— And so we are commanded to get angry in a healthy way, at ourselves and at the evil suggestions that make an appearance, and not to sin by letting them have a harmful effect. The following verse opens itself to this same understanding in clearer fashion: “Be struck with compunction on your beds for what you say in your hearts” (Psalms 4:5). That is, whatever you think in your hearts when unexpected and deceitful suggestions rush in upon you, amend and correct with the most salutary compunction, removing all the noise and disturbance of wrath by means of moderate counsel, as if you were peacefully in bed.
When the blessed Apostle made use of the text of this verse and said: “Be angry, and do not sin,” he added: “The sun should not go down on your anger, and you should not give room to the devil” (Ephesians 4:26). If it is dangerous to let the sun of righteousness go down on our anger, and if we immediately give room to the devil in our heart when we are angry, why did he previously command us to get angry, when he said: “Be angry, and do not sin”? Does he not clearly mean that you should be angry at your vices and your rage lest you grow dark on account of your wrath and Christ, the Sun of Righteousness, begin to go down in your dusky minds and, once He departs, you offer room in your hearts to the devil?
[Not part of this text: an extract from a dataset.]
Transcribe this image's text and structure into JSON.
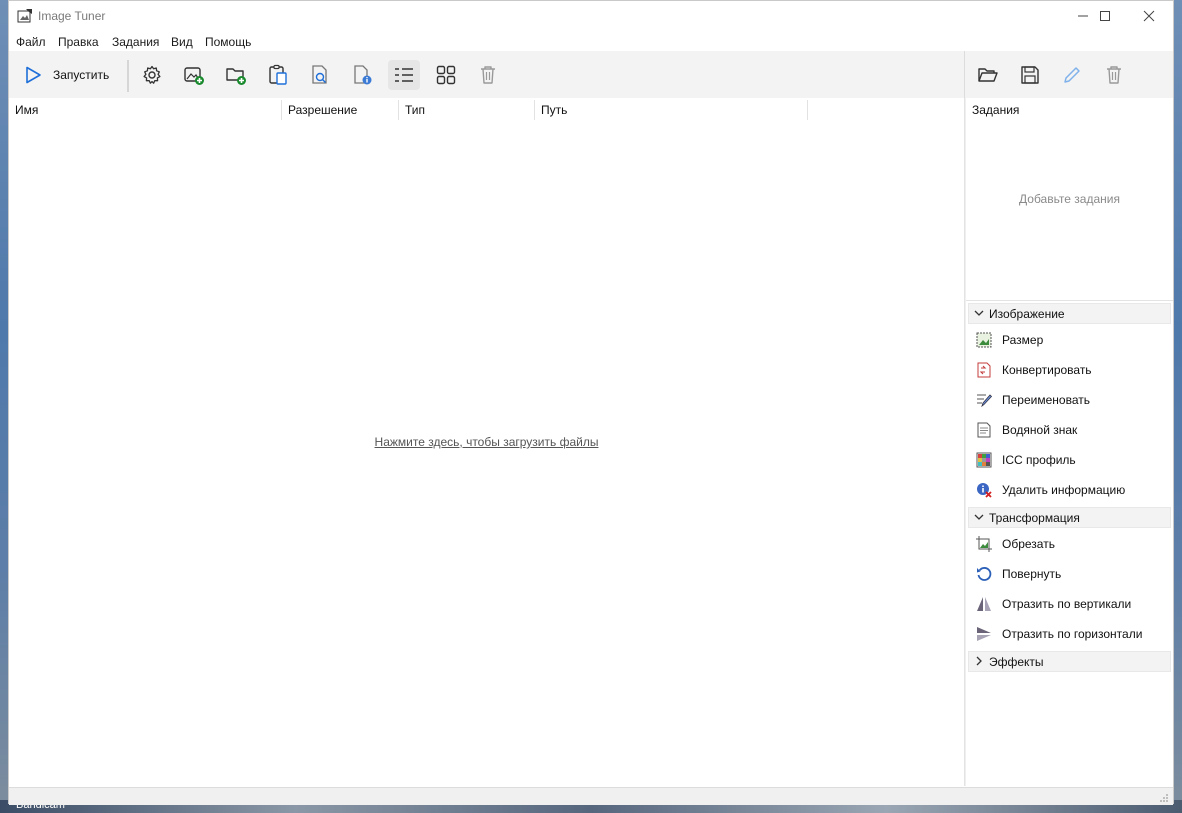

— But what is to be said of those persons (and this I am unable to mention without shame) on whose implacability even sundown itself places no limits and who draw it out for days on end? They maintain a rancorous spirit against those with whom they are upset and, although they deny orally that they are angry, they manifest the deepest anger by their actions. They neither approach them with an appropriate word nor speak to them with ordinary civility, and in this regard they do not consider themselves in the wrong because they do not demand vengeance for their annoyance. Yet, because they do not dare to or at any rate cannot bring it out into the open, they turn the poison of their wrath back to their own destruction, brooding over it in their hearts and in glum silence digesting it within themselves. They do not at once and with strength of mind cast out their bitter sadness; instead they mull it over, and eventually as time goes on they deal with it equably.